Dataset rows describing interfaces
========

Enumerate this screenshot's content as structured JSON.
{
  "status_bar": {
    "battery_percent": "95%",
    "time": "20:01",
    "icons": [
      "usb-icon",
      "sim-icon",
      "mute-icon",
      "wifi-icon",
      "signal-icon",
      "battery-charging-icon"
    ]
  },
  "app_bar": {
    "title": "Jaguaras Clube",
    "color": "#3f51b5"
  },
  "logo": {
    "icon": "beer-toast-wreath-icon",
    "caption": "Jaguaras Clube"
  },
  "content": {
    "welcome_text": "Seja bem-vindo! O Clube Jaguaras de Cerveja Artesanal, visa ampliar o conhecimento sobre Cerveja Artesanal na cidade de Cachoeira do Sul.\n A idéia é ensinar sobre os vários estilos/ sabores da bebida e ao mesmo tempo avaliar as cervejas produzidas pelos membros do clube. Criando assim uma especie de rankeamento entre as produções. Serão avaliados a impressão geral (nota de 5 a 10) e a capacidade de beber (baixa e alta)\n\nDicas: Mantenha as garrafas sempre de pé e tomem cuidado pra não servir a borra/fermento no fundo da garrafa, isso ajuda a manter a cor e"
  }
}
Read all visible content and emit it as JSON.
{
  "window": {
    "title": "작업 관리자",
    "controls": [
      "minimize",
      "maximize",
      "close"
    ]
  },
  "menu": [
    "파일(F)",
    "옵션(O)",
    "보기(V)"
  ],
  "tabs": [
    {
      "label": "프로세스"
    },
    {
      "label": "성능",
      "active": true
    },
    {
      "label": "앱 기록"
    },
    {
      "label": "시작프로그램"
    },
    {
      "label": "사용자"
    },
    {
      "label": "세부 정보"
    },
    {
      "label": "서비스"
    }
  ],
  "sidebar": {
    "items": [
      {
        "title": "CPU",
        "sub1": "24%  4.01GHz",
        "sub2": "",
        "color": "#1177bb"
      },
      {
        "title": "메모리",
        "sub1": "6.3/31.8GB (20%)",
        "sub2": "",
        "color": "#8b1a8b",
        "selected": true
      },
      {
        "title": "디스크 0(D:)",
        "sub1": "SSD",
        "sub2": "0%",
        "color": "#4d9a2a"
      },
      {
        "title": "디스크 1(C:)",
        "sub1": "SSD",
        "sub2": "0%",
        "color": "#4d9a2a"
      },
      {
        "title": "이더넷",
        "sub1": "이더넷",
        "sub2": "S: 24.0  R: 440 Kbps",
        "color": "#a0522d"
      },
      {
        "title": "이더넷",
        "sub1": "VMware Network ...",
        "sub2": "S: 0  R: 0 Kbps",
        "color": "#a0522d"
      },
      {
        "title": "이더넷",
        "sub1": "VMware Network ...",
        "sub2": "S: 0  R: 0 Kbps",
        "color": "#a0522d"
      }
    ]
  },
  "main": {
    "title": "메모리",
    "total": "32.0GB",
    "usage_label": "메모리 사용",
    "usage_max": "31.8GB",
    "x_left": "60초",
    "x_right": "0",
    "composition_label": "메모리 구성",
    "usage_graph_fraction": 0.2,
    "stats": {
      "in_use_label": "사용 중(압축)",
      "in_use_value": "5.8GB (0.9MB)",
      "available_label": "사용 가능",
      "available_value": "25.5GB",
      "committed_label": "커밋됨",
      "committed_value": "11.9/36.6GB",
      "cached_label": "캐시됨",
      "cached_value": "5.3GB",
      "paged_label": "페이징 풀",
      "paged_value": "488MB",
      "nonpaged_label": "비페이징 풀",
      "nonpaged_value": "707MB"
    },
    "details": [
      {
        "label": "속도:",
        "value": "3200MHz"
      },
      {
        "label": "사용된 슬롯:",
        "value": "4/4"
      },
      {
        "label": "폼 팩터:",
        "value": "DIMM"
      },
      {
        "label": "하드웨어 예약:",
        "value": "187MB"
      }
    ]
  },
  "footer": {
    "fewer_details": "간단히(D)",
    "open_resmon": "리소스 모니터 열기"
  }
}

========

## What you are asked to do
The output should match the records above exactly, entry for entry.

## Answer
Enumerate this screenshot's content as structured JSON.
{
  "status_bar": {
    "battery_percent": "95%",
    "time": "20:01",
    "icons": [
      "usb-icon",
      "sim-icon",
      "mute-icon",
      "wifi-icon",
      "signal-icon",
      "battery-charging-icon"
    ]
  },
  "app_bar": {
    "title": "Jaguaras Clube",
    "color": "#3f51b5"
  },
  "logo": {
    "icon": "beer-toast-wreath-icon",
    "caption": "Jaguaras Clube"
  },
  "content": {
    "welcome_text": "Seja bem-vindo! O Clube Jaguaras de Cerveja Artesanal, visa ampliar o conhecimento sobre Cerveja Artesanal na cidade de Cachoeira do Sul.\n A idéia é ensinar sobre os vários estilos/ sabores da bebida e ao mesmo tempo avaliar as cervejas produzidas pelos membros do clube. Criando assim uma especie de rankeamento entre as produções. Serão avaliados a impressão geral (nota de 5 a 10) e a capacidade de beber (baixa e alta)\n\nDicas: Mantenha as garrafas sempre de pé e tomem cuidado pra não servir a borra/fermento no fundo da garrafa, isso ajuda a manter a cor e"
  }
}
Read all visible content and emit it as JSON.
{
  "window": {
    "title": "작업 관리자",
    "controls": [
      "minimize",
      "maximize",
      "close"
    ]
  },
  "menu": [
    "파일(F)",
    "옵션(O)",
    "보기(V)"
  ],
  "tabs": [
    {
      "label": "프로세스"
    },
    {
      "label": "성능",
      "active": true
    },
    {
      "label": "앱 기록"
    },
    {
      "label": "시작프로그램"
    },
    {
      "label": "사용자"
    },
    {
      "label": "세부 정보"
    },
    {
      "label": "서비스"
    }
  ],
  "sidebar": {
    "items": [
      {
        "title": "CPU",
        "sub1": "24%  4.01GHz",
        "sub2": "",
        "color": "#1177bb"
      },
      {
        "title": "메모리",
        "sub1": "6.3/31.8GB (20%)",
        "sub2": "",
        "color": "#8b1a8b",
        "selected": true
      },
      {
        "title": "디스크 0(D:)",
        "sub1": "SSD",
        "sub2": "0%",
        "color": "#4d9a2a"
      },
      {
        "title": "디스크 1(C:)",
        "sub1": "SSD",
        "sub2": "0%",
        "color": "#4d9a2a"
      },
      {
        "title": "이더넷",
        "sub1": "이더넷",
        "sub2": "S: 24.0  R: 440 Kbps",
        "color": "#a0522d"
      },
      {
        "title": "이더넷",
        "sub1": "VMware Network ...",
        "sub2": "S: 0  R: 0 Kbps",
        "color": "#a0522d"
      },
      {
        "title": "이더넷",
        "sub1": "VMware Network ...",
        "sub2": "S: 0  R: 0 Kbps",
        "color": "#a0522d"
      }
    ]
  },
  "main": {
    "title": "메모리",
    "total": "32.0GB",
    "usage_label": "메모리 사용",
    "usage_max": "31.8GB",
    "x_left": "60초",
    "x_right": "0",
    "composition_label": "메모리 구성",
    "usage_graph_fraction": 0.2,
    "stats": {
      "in_use_label": "사용 중(압축)",
      "in_use_value": "5.8GB (0.9MB)",
      "available_label": "사용 가능",
      "available_value": "25.5GB",
      "committed_label": "커밋됨",
      "committed_value": "11.9/36.6GB",
      "cached_label": "캐시됨",
      "cached_value": "5.3GB",
      "paged_label": "페이징 풀",
      "paged_value": "488MB",
      "nonpaged_label": "비페이징 풀",
      "nonpaged_value": "707MB"
    },
    "details": [
      {
        "label": "속도:",
        "value": "3200MHz"
      },
      {
        "label": "사용된 슬롯:",
        "value": "4/4"
      },
      {
        "label": "폼 팩터:",
        "value": "DIMM"
      },
      {
        "label": "하드웨어 예약:",
        "value": "187MB"
      }
    ]
  },
  "footer": {
    "fewer_details": "간단히(D)",
    "open_resmon": "리소스 모니터 열기"
  }
}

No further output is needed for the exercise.